Authors: Jessica C. Papali’i-Curtin, Helen D. Brasch, Bede van Schaijik, Jennifer de Jongh, Reginald W. Marsh, Swee T. Tan and Tinte Itinteang
Frontiers in Surgery (2019). doi:10.3389/fsurg.2019.00013
Pyogenic granuloma is a relatively common benign vascular tumour affecting the skin. Most commonly it occurs as a small red nodule, primarily in the head and neck region, and bleeds repeatedly. Current treatments include surgery, prescription drugs and in some circumstances laser therapy.
Although the pathogenesis of pyogenic granuloma is uncertain, the small blood vessels are immature. We have previously shown that two sub-populations of embryonic stem cell markers are expressed in them.
We have now demonstrated that the renin-angiotensin system is present in these stem cells. This system, which has long been associated with the regulation of blood pressure and fluid balance, can be modulated and controlled with a range of drugs.

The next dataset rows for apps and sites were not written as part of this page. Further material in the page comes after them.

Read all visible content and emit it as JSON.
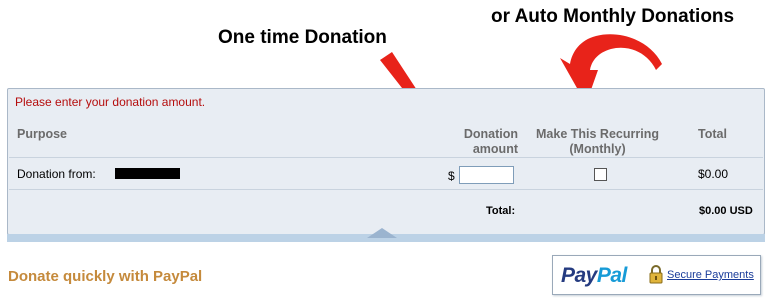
{
  "annotations": {
    "one_time": "One time Donation",
    "auto_monthly": "or Auto Monthly Donations"
  },
  "form": {
    "error_message": "Please enter your donation amount.",
    "headers": {
      "purpose": "Purpose",
      "amount_line1": "Donation",
      "amount_line2": "amount",
      "recurring_line1": "Make This Recurring",
      "recurring_line2": "(Monthly)",
      "total": "Total"
    },
    "row": {
      "donor_label": "Donation from:",
      "currency_symbol": "$",
      "amount_value": "",
      "recurring_checked": false,
      "total": "$0.00"
    },
    "footer": {
      "total_label": "Total:",
      "grand_total": "$0.00  USD"
    }
  },
  "donate": {
    "heading": "Donate quickly with PayPal",
    "paypal_pay": "Pay",
    "paypal_pal": "Pal",
    "secure_label": "Secure Payments"
  },
  "colors": {
    "annotation_arrow": "#e8231a",
    "error_text": "#b50d0d",
    "panel_bg": "#e8edf3",
    "heading_orange": "#c58a3c",
    "paypal_dark_blue": "#253b80",
    "paypal_light_blue": "#179bd7"
  }
}
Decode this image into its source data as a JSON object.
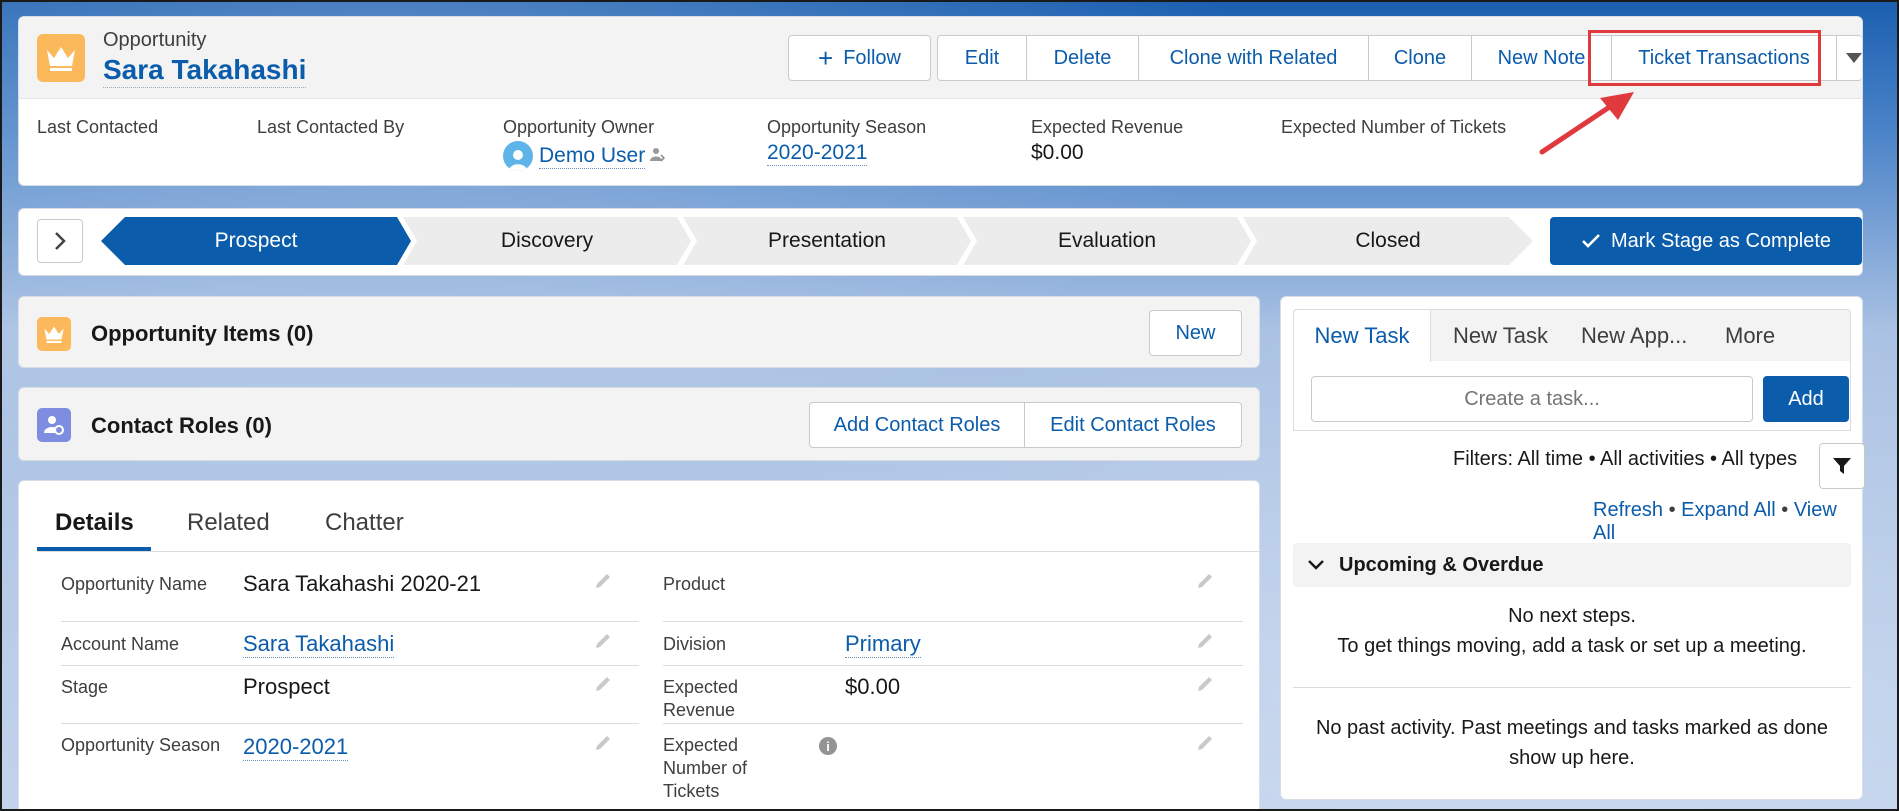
{
  "header": {
    "object_type": "Opportunity",
    "record_name": "Sara Takahashi",
    "actions": {
      "follow": "Follow",
      "edit": "Edit",
      "delete": "Delete",
      "clone_related": "Clone with Related",
      "clone": "Clone",
      "new_note": "New Note",
      "ticket_transactions": "Ticket Transactions"
    },
    "fields": {
      "last_contacted": "Last Contacted",
      "last_contacted_by": "Last Contacted By",
      "owner_label": "Opportunity Owner",
      "owner_value": "Demo User",
      "season_label": "Opportunity Season",
      "season_value": "2020-2021",
      "revenue_label": "Expected Revenue",
      "revenue_value": "$0.00",
      "tickets_label": "Expected Number of Tickets"
    }
  },
  "path": {
    "steps": [
      "Prospect",
      "Discovery",
      "Presentation",
      "Evaluation",
      "Closed"
    ],
    "active_index": 0,
    "mark_complete": "Mark Stage as Complete"
  },
  "opportunity_items": {
    "title": "Opportunity Items (0)",
    "new": "New"
  },
  "contact_roles": {
    "title": "Contact Roles (0)",
    "add": "Add Contact Roles",
    "edit": "Edit Contact Roles"
  },
  "details": {
    "tabs": [
      "Details",
      "Related",
      "Chatter"
    ],
    "fields": {
      "opp_name_label": "Opportunity Name",
      "opp_name_value": "Sara Takahashi 2020-21",
      "account_label": "Account Name",
      "account_value": "Sara Takahashi",
      "stage_label": "Stage",
      "stage_value": "Prospect",
      "season_label": "Opportunity Season",
      "season_value": "2020-2021",
      "product_label": "Product",
      "division_label": "Division",
      "division_value": "Primary",
      "exp_rev_label": "Expected Revenue",
      "exp_rev_value": "$0.00",
      "exp_tickets_label": "Expected Number of Tickets"
    }
  },
  "activity": {
    "tabs": [
      "New Task",
      "New Task",
      "New App...",
      "More"
    ],
    "task_placeholder": "Create a task...",
    "add": "Add",
    "filters": "Filters: All time • All activities • All types",
    "refresh": "Refresh",
    "sep": "•",
    "expand_all": "Expand All",
    "view_all": "View All",
    "upcoming": "Upcoming & Overdue",
    "no_next_1": "No next steps.",
    "no_next_2": "To get things moving, add a task or set up a meeting.",
    "no_past": "No past activity. Past meetings and tasks marked as done show up here."
  }
}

The consequence of these findings is that it may be possible to treat pyogenic granuloma by inhibiting the renin-angiotensin system at the origin of the condition.